WORK INSTRUCTION —
Filter the entries and keep only the lines where the string "this" appears.

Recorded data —
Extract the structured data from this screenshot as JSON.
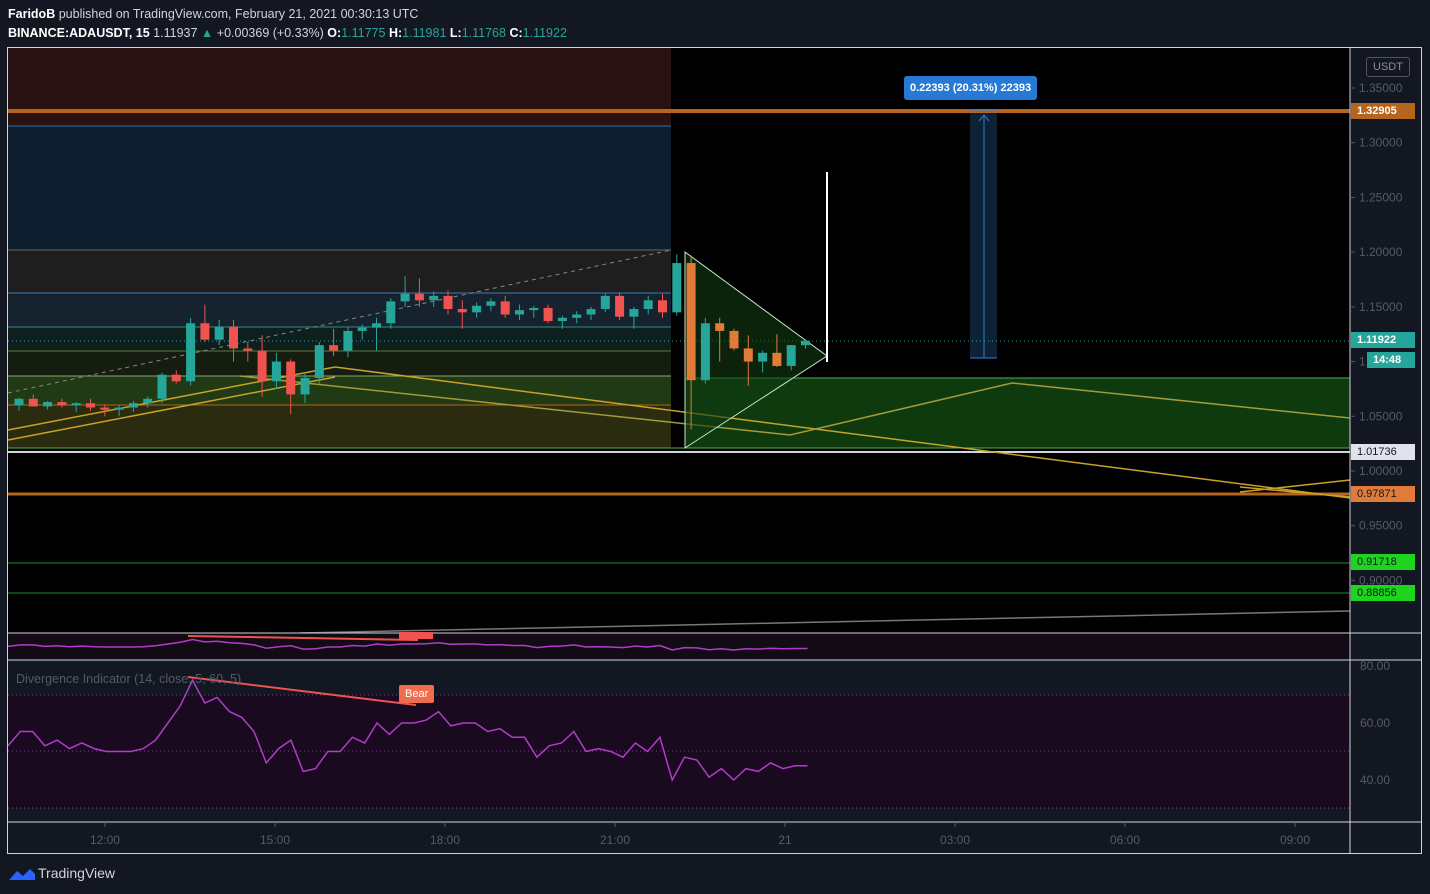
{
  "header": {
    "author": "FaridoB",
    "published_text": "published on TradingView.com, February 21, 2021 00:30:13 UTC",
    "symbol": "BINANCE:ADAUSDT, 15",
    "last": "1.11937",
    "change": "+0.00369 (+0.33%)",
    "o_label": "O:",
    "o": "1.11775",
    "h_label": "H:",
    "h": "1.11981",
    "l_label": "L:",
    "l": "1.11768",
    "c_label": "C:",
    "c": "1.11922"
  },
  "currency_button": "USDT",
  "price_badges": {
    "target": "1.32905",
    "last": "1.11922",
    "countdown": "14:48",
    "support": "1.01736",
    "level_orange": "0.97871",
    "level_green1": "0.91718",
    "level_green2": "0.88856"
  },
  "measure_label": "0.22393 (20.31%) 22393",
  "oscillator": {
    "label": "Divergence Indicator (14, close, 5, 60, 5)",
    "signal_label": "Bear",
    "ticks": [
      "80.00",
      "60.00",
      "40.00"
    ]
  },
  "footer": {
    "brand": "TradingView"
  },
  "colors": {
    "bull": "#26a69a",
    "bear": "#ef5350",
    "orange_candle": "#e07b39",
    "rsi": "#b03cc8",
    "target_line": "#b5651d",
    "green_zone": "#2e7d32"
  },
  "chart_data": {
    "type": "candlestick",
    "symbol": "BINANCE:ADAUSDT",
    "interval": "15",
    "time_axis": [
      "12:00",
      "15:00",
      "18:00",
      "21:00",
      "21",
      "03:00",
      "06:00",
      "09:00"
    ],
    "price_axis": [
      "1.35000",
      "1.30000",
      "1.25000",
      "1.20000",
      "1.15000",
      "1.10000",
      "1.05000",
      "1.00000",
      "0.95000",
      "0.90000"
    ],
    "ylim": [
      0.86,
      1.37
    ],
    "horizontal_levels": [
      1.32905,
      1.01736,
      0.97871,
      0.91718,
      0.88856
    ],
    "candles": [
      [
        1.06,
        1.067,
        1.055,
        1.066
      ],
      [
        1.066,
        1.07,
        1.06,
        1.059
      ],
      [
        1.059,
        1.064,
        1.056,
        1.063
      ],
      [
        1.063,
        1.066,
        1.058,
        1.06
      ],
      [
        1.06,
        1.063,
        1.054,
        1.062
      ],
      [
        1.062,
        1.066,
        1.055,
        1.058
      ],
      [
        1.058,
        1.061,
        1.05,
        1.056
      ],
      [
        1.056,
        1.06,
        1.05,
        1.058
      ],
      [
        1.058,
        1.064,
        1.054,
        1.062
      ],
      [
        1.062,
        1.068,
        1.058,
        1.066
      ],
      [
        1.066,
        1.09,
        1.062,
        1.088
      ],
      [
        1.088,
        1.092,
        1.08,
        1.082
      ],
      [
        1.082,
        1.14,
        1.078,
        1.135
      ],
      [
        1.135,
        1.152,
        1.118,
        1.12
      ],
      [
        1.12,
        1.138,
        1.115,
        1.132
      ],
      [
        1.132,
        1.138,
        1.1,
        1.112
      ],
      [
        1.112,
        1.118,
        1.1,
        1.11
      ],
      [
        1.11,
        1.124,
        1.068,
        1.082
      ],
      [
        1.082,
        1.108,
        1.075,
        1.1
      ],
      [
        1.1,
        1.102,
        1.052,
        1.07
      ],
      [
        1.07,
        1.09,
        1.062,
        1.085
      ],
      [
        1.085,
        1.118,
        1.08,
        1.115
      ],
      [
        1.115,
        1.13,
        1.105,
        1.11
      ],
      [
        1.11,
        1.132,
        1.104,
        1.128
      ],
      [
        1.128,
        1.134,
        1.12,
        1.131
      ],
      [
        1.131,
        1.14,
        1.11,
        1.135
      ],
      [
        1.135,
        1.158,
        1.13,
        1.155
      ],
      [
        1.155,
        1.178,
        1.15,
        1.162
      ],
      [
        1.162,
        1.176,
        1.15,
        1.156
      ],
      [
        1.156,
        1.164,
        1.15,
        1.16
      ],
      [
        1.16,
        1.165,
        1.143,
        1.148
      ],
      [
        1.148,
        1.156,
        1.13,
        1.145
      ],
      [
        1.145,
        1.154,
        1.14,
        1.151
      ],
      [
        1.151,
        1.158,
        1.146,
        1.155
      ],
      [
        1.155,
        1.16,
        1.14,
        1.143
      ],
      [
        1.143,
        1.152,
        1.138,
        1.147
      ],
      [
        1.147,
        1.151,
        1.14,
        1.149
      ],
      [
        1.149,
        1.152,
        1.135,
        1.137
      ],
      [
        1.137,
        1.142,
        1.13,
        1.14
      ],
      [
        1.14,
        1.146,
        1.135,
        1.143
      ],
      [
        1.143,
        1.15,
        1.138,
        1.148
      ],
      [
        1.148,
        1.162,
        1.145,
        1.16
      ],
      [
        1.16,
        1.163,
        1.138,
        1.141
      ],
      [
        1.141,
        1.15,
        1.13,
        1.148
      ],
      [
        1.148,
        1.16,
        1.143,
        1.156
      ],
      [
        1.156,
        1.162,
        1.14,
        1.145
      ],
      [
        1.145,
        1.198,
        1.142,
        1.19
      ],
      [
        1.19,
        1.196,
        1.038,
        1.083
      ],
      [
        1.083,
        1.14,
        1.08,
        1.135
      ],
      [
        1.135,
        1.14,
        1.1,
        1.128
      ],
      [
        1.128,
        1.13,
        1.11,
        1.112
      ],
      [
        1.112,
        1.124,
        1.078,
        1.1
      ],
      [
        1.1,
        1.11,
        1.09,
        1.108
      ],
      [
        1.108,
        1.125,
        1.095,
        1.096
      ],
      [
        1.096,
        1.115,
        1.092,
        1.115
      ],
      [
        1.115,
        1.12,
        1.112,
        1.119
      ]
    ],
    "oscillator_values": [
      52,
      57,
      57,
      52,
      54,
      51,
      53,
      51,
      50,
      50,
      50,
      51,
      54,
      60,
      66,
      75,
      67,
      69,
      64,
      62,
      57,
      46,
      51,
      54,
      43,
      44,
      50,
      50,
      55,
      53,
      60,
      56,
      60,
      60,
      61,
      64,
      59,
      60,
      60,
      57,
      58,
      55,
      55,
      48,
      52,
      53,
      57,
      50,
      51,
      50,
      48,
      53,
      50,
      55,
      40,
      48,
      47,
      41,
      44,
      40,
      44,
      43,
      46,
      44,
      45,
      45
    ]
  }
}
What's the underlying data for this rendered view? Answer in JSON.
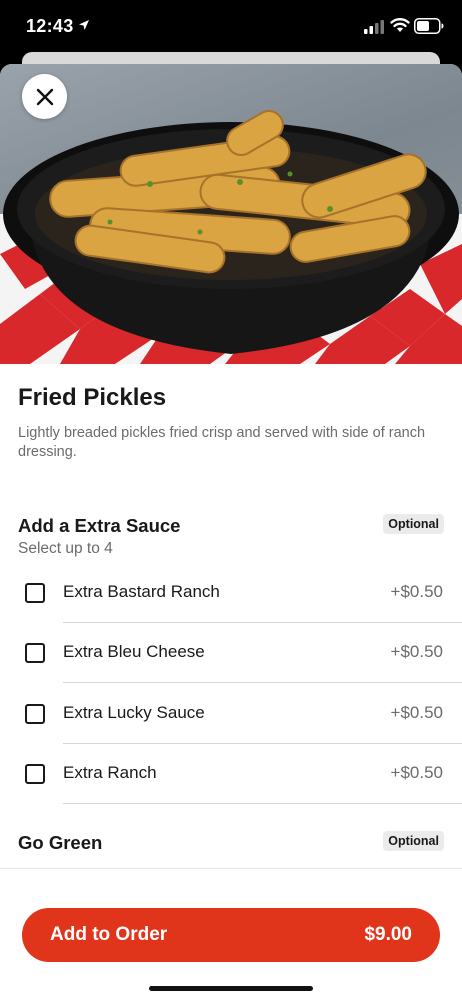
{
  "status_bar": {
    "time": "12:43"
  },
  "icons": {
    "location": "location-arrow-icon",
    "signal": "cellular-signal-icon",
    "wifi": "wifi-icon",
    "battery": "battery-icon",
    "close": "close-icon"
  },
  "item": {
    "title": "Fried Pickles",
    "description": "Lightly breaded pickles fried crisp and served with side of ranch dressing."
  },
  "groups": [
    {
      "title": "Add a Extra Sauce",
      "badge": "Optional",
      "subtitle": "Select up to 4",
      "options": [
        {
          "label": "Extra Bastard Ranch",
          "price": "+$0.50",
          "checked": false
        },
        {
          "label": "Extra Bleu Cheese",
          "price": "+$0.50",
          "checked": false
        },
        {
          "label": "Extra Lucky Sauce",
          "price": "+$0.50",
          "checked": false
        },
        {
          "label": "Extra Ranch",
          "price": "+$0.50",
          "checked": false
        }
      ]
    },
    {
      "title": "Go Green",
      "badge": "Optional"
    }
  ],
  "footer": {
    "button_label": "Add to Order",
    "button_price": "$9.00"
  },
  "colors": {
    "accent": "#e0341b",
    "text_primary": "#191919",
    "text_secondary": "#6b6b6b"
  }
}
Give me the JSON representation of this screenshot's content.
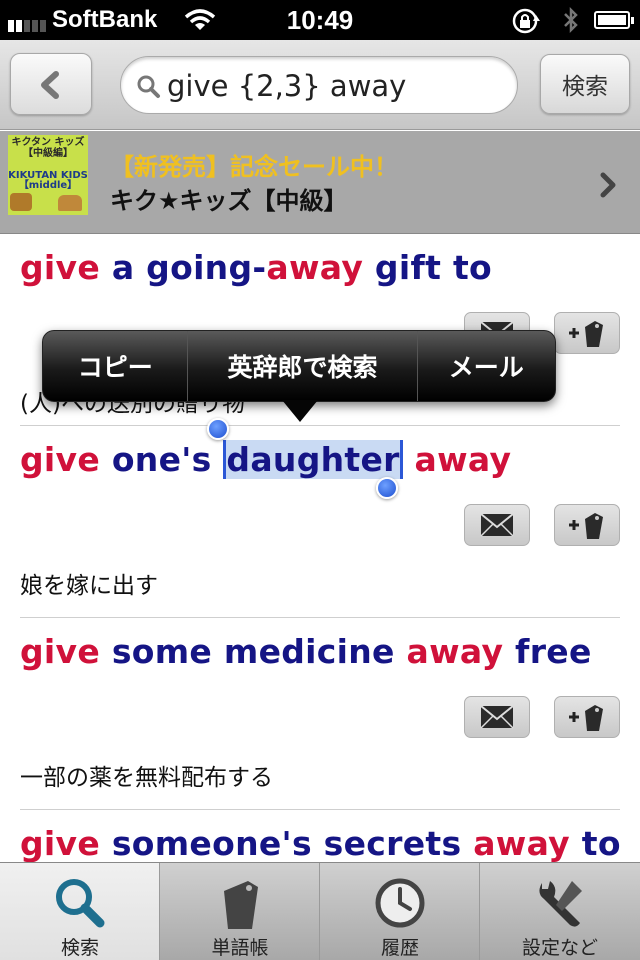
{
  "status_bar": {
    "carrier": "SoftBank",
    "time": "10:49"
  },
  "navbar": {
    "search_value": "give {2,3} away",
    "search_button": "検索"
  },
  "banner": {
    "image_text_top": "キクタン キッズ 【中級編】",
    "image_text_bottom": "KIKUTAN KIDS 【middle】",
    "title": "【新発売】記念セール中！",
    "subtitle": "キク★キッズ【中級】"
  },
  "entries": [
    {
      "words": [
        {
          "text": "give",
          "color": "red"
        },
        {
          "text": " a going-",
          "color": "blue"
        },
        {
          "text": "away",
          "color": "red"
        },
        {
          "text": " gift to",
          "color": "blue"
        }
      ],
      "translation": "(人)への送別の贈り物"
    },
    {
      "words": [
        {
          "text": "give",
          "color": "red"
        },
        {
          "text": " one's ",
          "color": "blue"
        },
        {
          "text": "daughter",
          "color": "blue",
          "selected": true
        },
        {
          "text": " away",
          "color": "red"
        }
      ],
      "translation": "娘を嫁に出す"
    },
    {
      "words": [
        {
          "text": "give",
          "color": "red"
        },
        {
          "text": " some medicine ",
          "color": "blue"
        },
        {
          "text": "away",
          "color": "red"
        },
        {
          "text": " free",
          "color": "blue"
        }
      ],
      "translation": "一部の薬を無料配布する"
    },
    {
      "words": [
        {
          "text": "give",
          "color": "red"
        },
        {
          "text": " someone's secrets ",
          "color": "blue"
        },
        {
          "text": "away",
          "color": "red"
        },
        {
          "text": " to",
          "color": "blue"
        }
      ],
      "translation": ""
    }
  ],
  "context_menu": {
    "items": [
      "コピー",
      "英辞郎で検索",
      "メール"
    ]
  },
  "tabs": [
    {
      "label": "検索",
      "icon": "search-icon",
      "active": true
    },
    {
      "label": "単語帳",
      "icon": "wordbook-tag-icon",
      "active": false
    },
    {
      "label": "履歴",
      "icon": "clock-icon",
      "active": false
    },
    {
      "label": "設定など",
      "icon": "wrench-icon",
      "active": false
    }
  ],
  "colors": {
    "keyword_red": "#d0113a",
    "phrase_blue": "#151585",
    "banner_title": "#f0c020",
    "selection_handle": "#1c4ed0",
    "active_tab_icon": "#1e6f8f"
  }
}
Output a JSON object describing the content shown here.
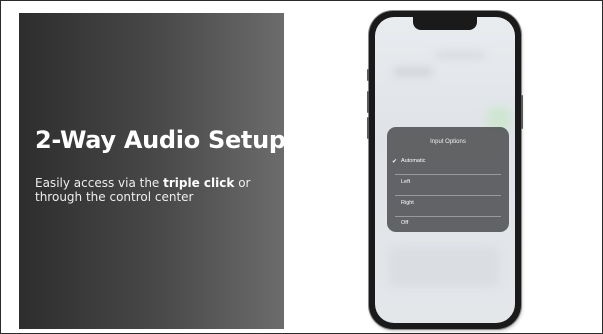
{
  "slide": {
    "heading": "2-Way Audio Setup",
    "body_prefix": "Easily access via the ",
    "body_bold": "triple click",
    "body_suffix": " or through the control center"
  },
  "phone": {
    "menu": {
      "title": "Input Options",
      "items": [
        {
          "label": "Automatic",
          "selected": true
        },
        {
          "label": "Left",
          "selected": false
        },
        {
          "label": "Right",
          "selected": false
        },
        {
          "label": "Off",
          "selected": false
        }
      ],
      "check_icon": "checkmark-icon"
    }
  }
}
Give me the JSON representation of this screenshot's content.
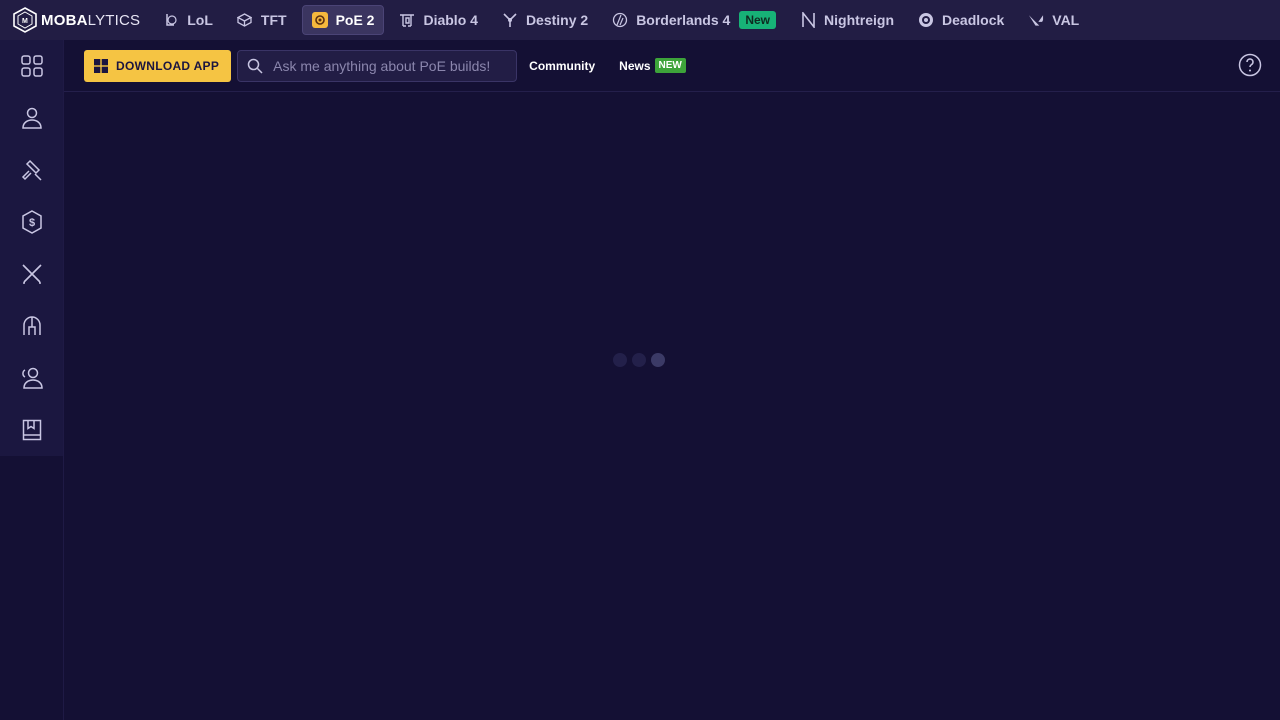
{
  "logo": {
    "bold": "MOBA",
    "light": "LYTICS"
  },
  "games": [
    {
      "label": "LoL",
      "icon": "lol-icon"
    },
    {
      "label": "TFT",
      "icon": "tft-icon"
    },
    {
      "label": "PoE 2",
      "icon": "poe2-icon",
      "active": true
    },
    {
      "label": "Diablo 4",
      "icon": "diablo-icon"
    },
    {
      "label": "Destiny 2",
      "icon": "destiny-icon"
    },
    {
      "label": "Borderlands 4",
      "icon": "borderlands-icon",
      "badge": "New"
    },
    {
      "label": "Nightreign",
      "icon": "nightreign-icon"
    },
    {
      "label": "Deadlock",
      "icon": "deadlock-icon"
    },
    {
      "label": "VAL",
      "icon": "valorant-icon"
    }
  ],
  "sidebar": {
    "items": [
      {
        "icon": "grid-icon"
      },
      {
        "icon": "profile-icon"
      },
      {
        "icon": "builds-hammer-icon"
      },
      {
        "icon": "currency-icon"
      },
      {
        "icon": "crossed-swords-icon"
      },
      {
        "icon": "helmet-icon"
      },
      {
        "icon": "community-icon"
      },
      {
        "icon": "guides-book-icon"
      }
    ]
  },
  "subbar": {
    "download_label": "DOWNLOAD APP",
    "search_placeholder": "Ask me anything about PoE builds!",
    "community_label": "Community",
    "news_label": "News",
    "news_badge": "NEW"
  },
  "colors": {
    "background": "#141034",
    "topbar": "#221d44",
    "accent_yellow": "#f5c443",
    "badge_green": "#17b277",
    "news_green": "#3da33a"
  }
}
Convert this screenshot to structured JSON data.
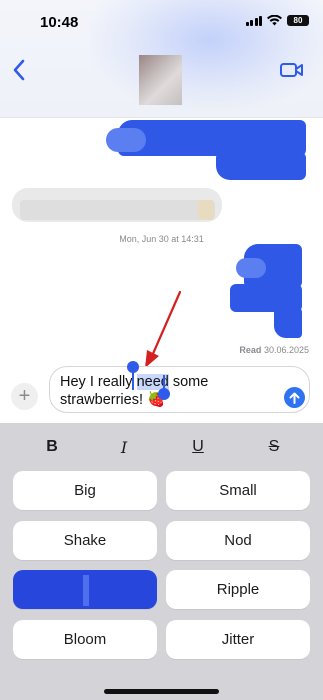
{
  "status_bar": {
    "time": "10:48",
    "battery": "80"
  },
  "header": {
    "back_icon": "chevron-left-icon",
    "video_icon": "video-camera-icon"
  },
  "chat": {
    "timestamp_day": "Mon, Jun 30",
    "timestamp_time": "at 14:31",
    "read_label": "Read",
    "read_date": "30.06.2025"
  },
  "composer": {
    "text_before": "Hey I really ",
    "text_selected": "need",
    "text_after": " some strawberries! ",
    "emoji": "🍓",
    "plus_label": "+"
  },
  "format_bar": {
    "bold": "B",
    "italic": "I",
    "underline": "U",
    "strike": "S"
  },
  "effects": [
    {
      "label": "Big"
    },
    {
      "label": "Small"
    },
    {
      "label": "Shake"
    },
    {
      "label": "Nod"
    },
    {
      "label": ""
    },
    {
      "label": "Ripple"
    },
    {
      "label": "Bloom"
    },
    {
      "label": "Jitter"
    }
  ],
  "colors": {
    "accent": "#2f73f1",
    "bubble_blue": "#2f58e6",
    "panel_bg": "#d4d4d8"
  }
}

PROBLEM SOLUTION —
Extract the structured data from this screenshot as JSON.
What's the underlying data for this rendered view? Answer in JSON.
Give me the JSON representation of this screenshot's content.
Give me the JSON representation of this screenshot's content.
Convert this screenshot to structured JSON data.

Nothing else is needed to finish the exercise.